PROBLEM STATEMENT: List every line below containing "icon".

----- EXTRACTED MATERIAL

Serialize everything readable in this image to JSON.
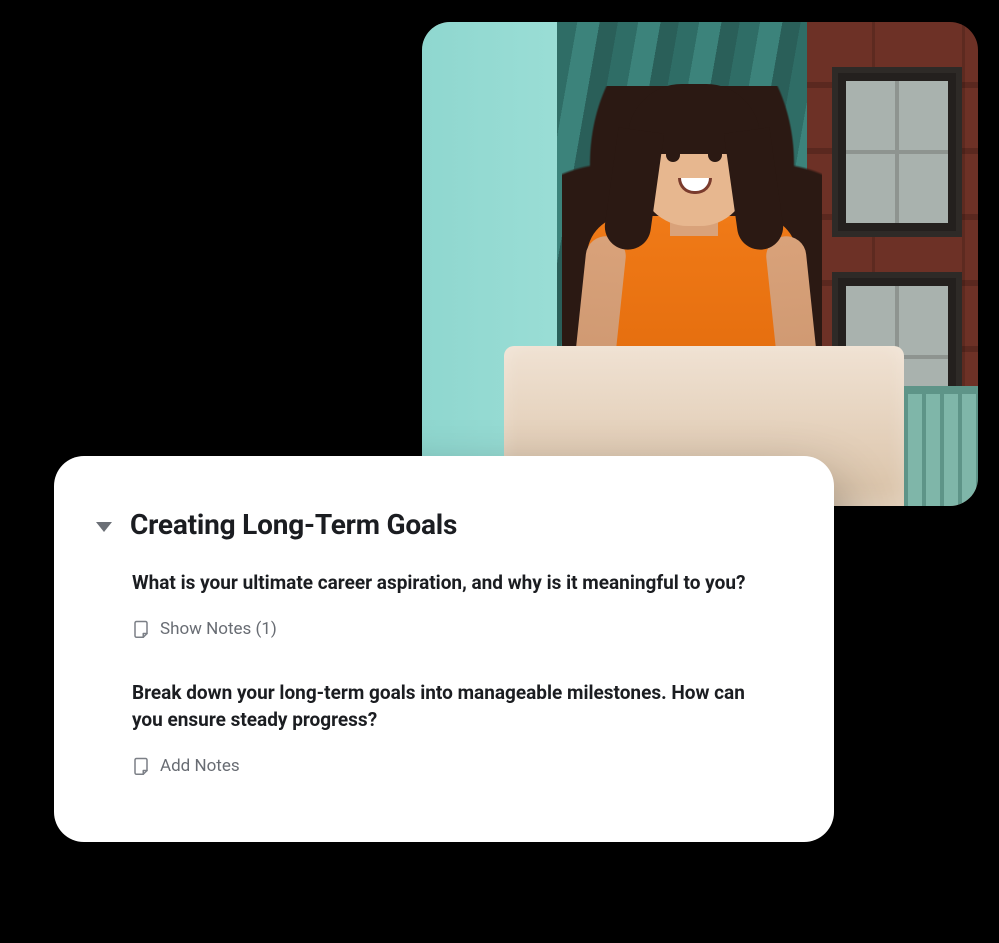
{
  "hero": {
    "alt": "Woman with long dark wavy hair wearing an orange sleeveless top, smiling while working on a laptop near a window with a teal wall, teal curtain and brick building visible outside"
  },
  "card": {
    "title": "Creating Long-Term Goals",
    "prompts": [
      {
        "question": "What is your ultimate career aspiration, and why is it meaningful to you?",
        "action_label": "Show Notes (1)"
      },
      {
        "question": "Break down your long-term goals into manageable milestones. How can you ensure steady progress?",
        "action_label": "Add Notes"
      }
    ]
  }
}
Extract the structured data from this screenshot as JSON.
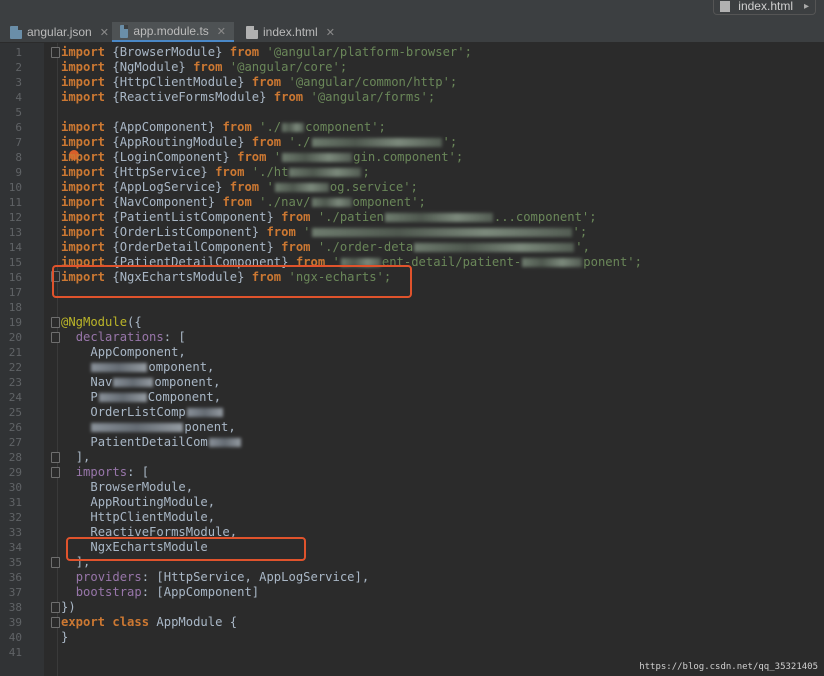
{
  "tabs": [
    {
      "name": "angular.json",
      "icon": "json-file-icon"
    },
    {
      "name": "app.module.ts",
      "icon": "ts-file-icon",
      "active": true
    },
    {
      "name": "index.html",
      "icon": "html-file-icon"
    }
  ],
  "nav_tab": {
    "label": "index.html"
  },
  "code": {
    "line1": {
      "kw": "import",
      "a": " {BrowserModule} ",
      "from": "from",
      "str": " '@angular/platform-browser';"
    },
    "line2": {
      "kw": "import",
      "a": " {NgModule} ",
      "from": "from",
      "str": " '@angular/core';"
    },
    "line3": {
      "kw": "import",
      "a": " {HttpClientModule} ",
      "from": "from",
      "str": " '@angular/common/http';"
    },
    "line4": {
      "kw": "import",
      "a": " {ReactiveFormsModule} ",
      "from": "from",
      "str": " '@angular/forms';"
    },
    "line6": {
      "kw": "import",
      "a": " {AppComponent} ",
      "from": "from",
      "str1": " './",
      "str2": "component';"
    },
    "line7": {
      "kw": "import",
      "a": " {AppRoutingModule} ",
      "from": "from",
      "str1": " './",
      "str2": "';"
    },
    "line8": {
      "kw": "import",
      "a": " {LoginComponent} ",
      "from": "from",
      "str1": " '",
      "str2": "gin.component';"
    },
    "line9": {
      "kw": "import",
      "a": " {HttpService} ",
      "from": "from",
      "str1": " './ht",
      "str2": ";"
    },
    "line10": {
      "kw": "import",
      "a": " {AppLogService} ",
      "from": "from",
      "str1": " '",
      "str2": "og.service';"
    },
    "line11": {
      "kw": "import",
      "a": " {NavComponent} ",
      "from": "from",
      "str1": " './nav/",
      "str2": "omponent';"
    },
    "line12": {
      "kw": "import",
      "a": " {PatientListComponent} ",
      "from": "from",
      "str1": " './patien",
      "str2": "...component';"
    },
    "line13": {
      "kw": "import",
      "a": " {OrderListComponent} ",
      "from": "from",
      "str1": " '",
      "str2": "';"
    },
    "line14": {
      "kw": "import",
      "a": " {OrderDetailComponent} ",
      "from": "from",
      "str1": " './order-deta",
      "str2": "',"
    },
    "line15": {
      "kw": "import",
      "a": " {PatientDetailComponent} ",
      "from": "from",
      "str1": " '",
      "str2": "ent-detail/patient-",
      "str3": "ponent';"
    },
    "line16": {
      "kw": "import",
      "a": " {NgxEchartsModule} ",
      "from": "from",
      "str": " 'ngx-echarts';"
    },
    "line19": {
      "dec": "@NgModule",
      "rest": "({"
    },
    "line20": {
      "prop": "declarations",
      "rest": ": ["
    },
    "line21": "AppComponent,",
    "line22": "omponent,",
    "line23": {
      "a": "Nav",
      "b": "omponent,"
    },
    "line24": {
      "a": "P",
      "b": "Component,"
    },
    "line25": {
      "a": "OrderListComp",
      "b": ""
    },
    "line26": {
      "a": "",
      "b": "ponent,"
    },
    "line27": {
      "a": "PatientDetailCom",
      "b": ""
    },
    "line28": "],",
    "line29": {
      "prop": "imports",
      "rest": ": ["
    },
    "line30": "BrowserModule,",
    "line31": "AppRoutingModule,",
    "line32": "HttpClientModule,",
    "line33": "ReactiveFormsModule,",
    "line34": "NgxEchartsModule",
    "line35": "],",
    "line36": {
      "prop": "providers",
      "rest": ": [HttpService, AppLogService],"
    },
    "line37": {
      "prop": "bootstrap",
      "rest": ": [AppComponent]"
    },
    "line38": "})",
    "line39": {
      "kw1": "export",
      "kw2": "class",
      "rest": " AppModule {"
    },
    "line40": "}"
  },
  "line_numbers": [
    "1",
    "2",
    "3",
    "4",
    "5",
    "6",
    "7",
    "8",
    "9",
    "10",
    "11",
    "12",
    "13",
    "14",
    "15",
    "16",
    "17",
    "18",
    "19",
    "20",
    "21",
    "22",
    "23",
    "24",
    "25",
    "26",
    "27",
    "28",
    "29",
    "30",
    "31",
    "32",
    "33",
    "34",
    "35",
    "36",
    "37",
    "38",
    "39",
    "40",
    "41"
  ],
  "watermark": "https://blog.csdn.net/qq_35321405",
  "colors": {
    "highlight": "#e0532c",
    "keyword": "#cc7832",
    "string": "#6a8759",
    "property": "#9876aa",
    "decorator": "#bbb529"
  }
}
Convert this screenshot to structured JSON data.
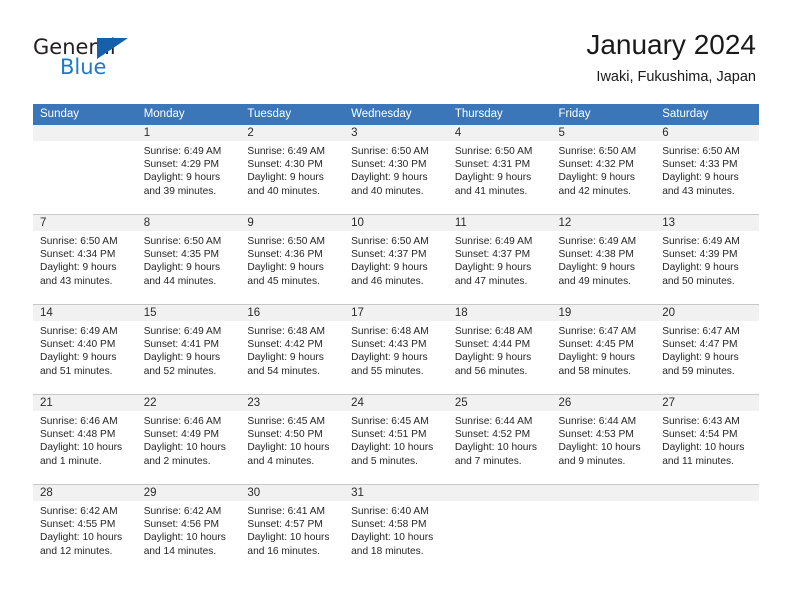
{
  "brand": {
    "name_part1": "General",
    "name_part2": "Blue",
    "logo_icon": "triangle-flag-icon",
    "accent_color": "#1560a8",
    "blue_text_color": "#1f7ac4"
  },
  "header": {
    "title": "January 2024",
    "subtitle": "Iwaki, Fukushima, Japan"
  },
  "calendar": {
    "header_bg_color": "#3a76b8",
    "daynum_band_color": "#f1f1f1",
    "weekdays": [
      "Sunday",
      "Monday",
      "Tuesday",
      "Wednesday",
      "Thursday",
      "Friday",
      "Saturday"
    ],
    "weeks": [
      [
        {
          "day": "",
          "sunrise": "",
          "sunset": "",
          "daylight_line1": "",
          "daylight_line2": "",
          "empty": true
        },
        {
          "day": "1",
          "sunrise": "Sunrise: 6:49 AM",
          "sunset": "Sunset: 4:29 PM",
          "daylight_line1": "Daylight: 9 hours",
          "daylight_line2": "and 39 minutes.",
          "empty": false
        },
        {
          "day": "2",
          "sunrise": "Sunrise: 6:49 AM",
          "sunset": "Sunset: 4:30 PM",
          "daylight_line1": "Daylight: 9 hours",
          "daylight_line2": "and 40 minutes.",
          "empty": false
        },
        {
          "day": "3",
          "sunrise": "Sunrise: 6:50 AM",
          "sunset": "Sunset: 4:30 PM",
          "daylight_line1": "Daylight: 9 hours",
          "daylight_line2": "and 40 minutes.",
          "empty": false
        },
        {
          "day": "4",
          "sunrise": "Sunrise: 6:50 AM",
          "sunset": "Sunset: 4:31 PM",
          "daylight_line1": "Daylight: 9 hours",
          "daylight_line2": "and 41 minutes.",
          "empty": false
        },
        {
          "day": "5",
          "sunrise": "Sunrise: 6:50 AM",
          "sunset": "Sunset: 4:32 PM",
          "daylight_line1": "Daylight: 9 hours",
          "daylight_line2": "and 42 minutes.",
          "empty": false
        },
        {
          "day": "6",
          "sunrise": "Sunrise: 6:50 AM",
          "sunset": "Sunset: 4:33 PM",
          "daylight_line1": "Daylight: 9 hours",
          "daylight_line2": "and 43 minutes.",
          "empty": false
        }
      ],
      [
        {
          "day": "7",
          "sunrise": "Sunrise: 6:50 AM",
          "sunset": "Sunset: 4:34 PM",
          "daylight_line1": "Daylight: 9 hours",
          "daylight_line2": "and 43 minutes.",
          "empty": false
        },
        {
          "day": "8",
          "sunrise": "Sunrise: 6:50 AM",
          "sunset": "Sunset: 4:35 PM",
          "daylight_line1": "Daylight: 9 hours",
          "daylight_line2": "and 44 minutes.",
          "empty": false
        },
        {
          "day": "9",
          "sunrise": "Sunrise: 6:50 AM",
          "sunset": "Sunset: 4:36 PM",
          "daylight_line1": "Daylight: 9 hours",
          "daylight_line2": "and 45 minutes.",
          "empty": false
        },
        {
          "day": "10",
          "sunrise": "Sunrise: 6:50 AM",
          "sunset": "Sunset: 4:37 PM",
          "daylight_line1": "Daylight: 9 hours",
          "daylight_line2": "and 46 minutes.",
          "empty": false
        },
        {
          "day": "11",
          "sunrise": "Sunrise: 6:49 AM",
          "sunset": "Sunset: 4:37 PM",
          "daylight_line1": "Daylight: 9 hours",
          "daylight_line2": "and 47 minutes.",
          "empty": false
        },
        {
          "day": "12",
          "sunrise": "Sunrise: 6:49 AM",
          "sunset": "Sunset: 4:38 PM",
          "daylight_line1": "Daylight: 9 hours",
          "daylight_line2": "and 49 minutes.",
          "empty": false
        },
        {
          "day": "13",
          "sunrise": "Sunrise: 6:49 AM",
          "sunset": "Sunset: 4:39 PM",
          "daylight_line1": "Daylight: 9 hours",
          "daylight_line2": "and 50 minutes.",
          "empty": false
        }
      ],
      [
        {
          "day": "14",
          "sunrise": "Sunrise: 6:49 AM",
          "sunset": "Sunset: 4:40 PM",
          "daylight_line1": "Daylight: 9 hours",
          "daylight_line2": "and 51 minutes.",
          "empty": false
        },
        {
          "day": "15",
          "sunrise": "Sunrise: 6:49 AM",
          "sunset": "Sunset: 4:41 PM",
          "daylight_line1": "Daylight: 9 hours",
          "daylight_line2": "and 52 minutes.",
          "empty": false
        },
        {
          "day": "16",
          "sunrise": "Sunrise: 6:48 AM",
          "sunset": "Sunset: 4:42 PM",
          "daylight_line1": "Daylight: 9 hours",
          "daylight_line2": "and 54 minutes.",
          "empty": false
        },
        {
          "day": "17",
          "sunrise": "Sunrise: 6:48 AM",
          "sunset": "Sunset: 4:43 PM",
          "daylight_line1": "Daylight: 9 hours",
          "daylight_line2": "and 55 minutes.",
          "empty": false
        },
        {
          "day": "18",
          "sunrise": "Sunrise: 6:48 AM",
          "sunset": "Sunset: 4:44 PM",
          "daylight_line1": "Daylight: 9 hours",
          "daylight_line2": "and 56 minutes.",
          "empty": false
        },
        {
          "day": "19",
          "sunrise": "Sunrise: 6:47 AM",
          "sunset": "Sunset: 4:45 PM",
          "daylight_line1": "Daylight: 9 hours",
          "daylight_line2": "and 58 minutes.",
          "empty": false
        },
        {
          "day": "20",
          "sunrise": "Sunrise: 6:47 AM",
          "sunset": "Sunset: 4:47 PM",
          "daylight_line1": "Daylight: 9 hours",
          "daylight_line2": "and 59 minutes.",
          "empty": false
        }
      ],
      [
        {
          "day": "21",
          "sunrise": "Sunrise: 6:46 AM",
          "sunset": "Sunset: 4:48 PM",
          "daylight_line1": "Daylight: 10 hours",
          "daylight_line2": "and 1 minute.",
          "empty": false
        },
        {
          "day": "22",
          "sunrise": "Sunrise: 6:46 AM",
          "sunset": "Sunset: 4:49 PM",
          "daylight_line1": "Daylight: 10 hours",
          "daylight_line2": "and 2 minutes.",
          "empty": false
        },
        {
          "day": "23",
          "sunrise": "Sunrise: 6:45 AM",
          "sunset": "Sunset: 4:50 PM",
          "daylight_line1": "Daylight: 10 hours",
          "daylight_line2": "and 4 minutes.",
          "empty": false
        },
        {
          "day": "24",
          "sunrise": "Sunrise: 6:45 AM",
          "sunset": "Sunset: 4:51 PM",
          "daylight_line1": "Daylight: 10 hours",
          "daylight_line2": "and 5 minutes.",
          "empty": false
        },
        {
          "day": "25",
          "sunrise": "Sunrise: 6:44 AM",
          "sunset": "Sunset: 4:52 PM",
          "daylight_line1": "Daylight: 10 hours",
          "daylight_line2": "and 7 minutes.",
          "empty": false
        },
        {
          "day": "26",
          "sunrise": "Sunrise: 6:44 AM",
          "sunset": "Sunset: 4:53 PM",
          "daylight_line1": "Daylight: 10 hours",
          "daylight_line2": "and 9 minutes.",
          "empty": false
        },
        {
          "day": "27",
          "sunrise": "Sunrise: 6:43 AM",
          "sunset": "Sunset: 4:54 PM",
          "daylight_line1": "Daylight: 10 hours",
          "daylight_line2": "and 11 minutes.",
          "empty": false
        }
      ],
      [
        {
          "day": "28",
          "sunrise": "Sunrise: 6:42 AM",
          "sunset": "Sunset: 4:55 PM",
          "daylight_line1": "Daylight: 10 hours",
          "daylight_line2": "and 12 minutes.",
          "empty": false
        },
        {
          "day": "29",
          "sunrise": "Sunrise: 6:42 AM",
          "sunset": "Sunset: 4:56 PM",
          "daylight_line1": "Daylight: 10 hours",
          "daylight_line2": "and 14 minutes.",
          "empty": false
        },
        {
          "day": "30",
          "sunrise": "Sunrise: 6:41 AM",
          "sunset": "Sunset: 4:57 PM",
          "daylight_line1": "Daylight: 10 hours",
          "daylight_line2": "and 16 minutes.",
          "empty": false
        },
        {
          "day": "31",
          "sunrise": "Sunrise: 6:40 AM",
          "sunset": "Sunset: 4:58 PM",
          "daylight_line1": "Daylight: 10 hours",
          "daylight_line2": "and 18 minutes.",
          "empty": false
        },
        {
          "day": "",
          "sunrise": "",
          "sunset": "",
          "daylight_line1": "",
          "daylight_line2": "",
          "empty": true
        },
        {
          "day": "",
          "sunrise": "",
          "sunset": "",
          "daylight_line1": "",
          "daylight_line2": "",
          "empty": true
        },
        {
          "day": "",
          "sunrise": "",
          "sunset": "",
          "daylight_line1": "",
          "daylight_line2": "",
          "empty": true
        }
      ]
    ]
  }
}
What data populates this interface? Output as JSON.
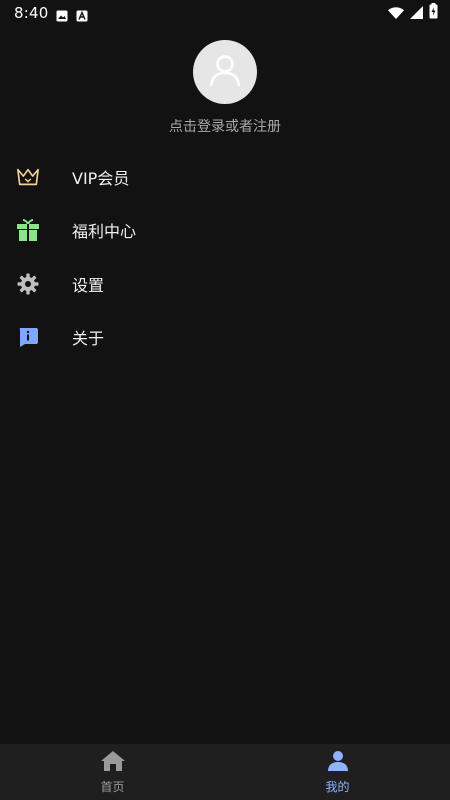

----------

EXPECTED ANSWER:
      "icon": "json-file-icon"
      "icon": "ts-file-icon",
      "icon": "html-file-icon"
    "logo_icon": "triangle-flag-icon",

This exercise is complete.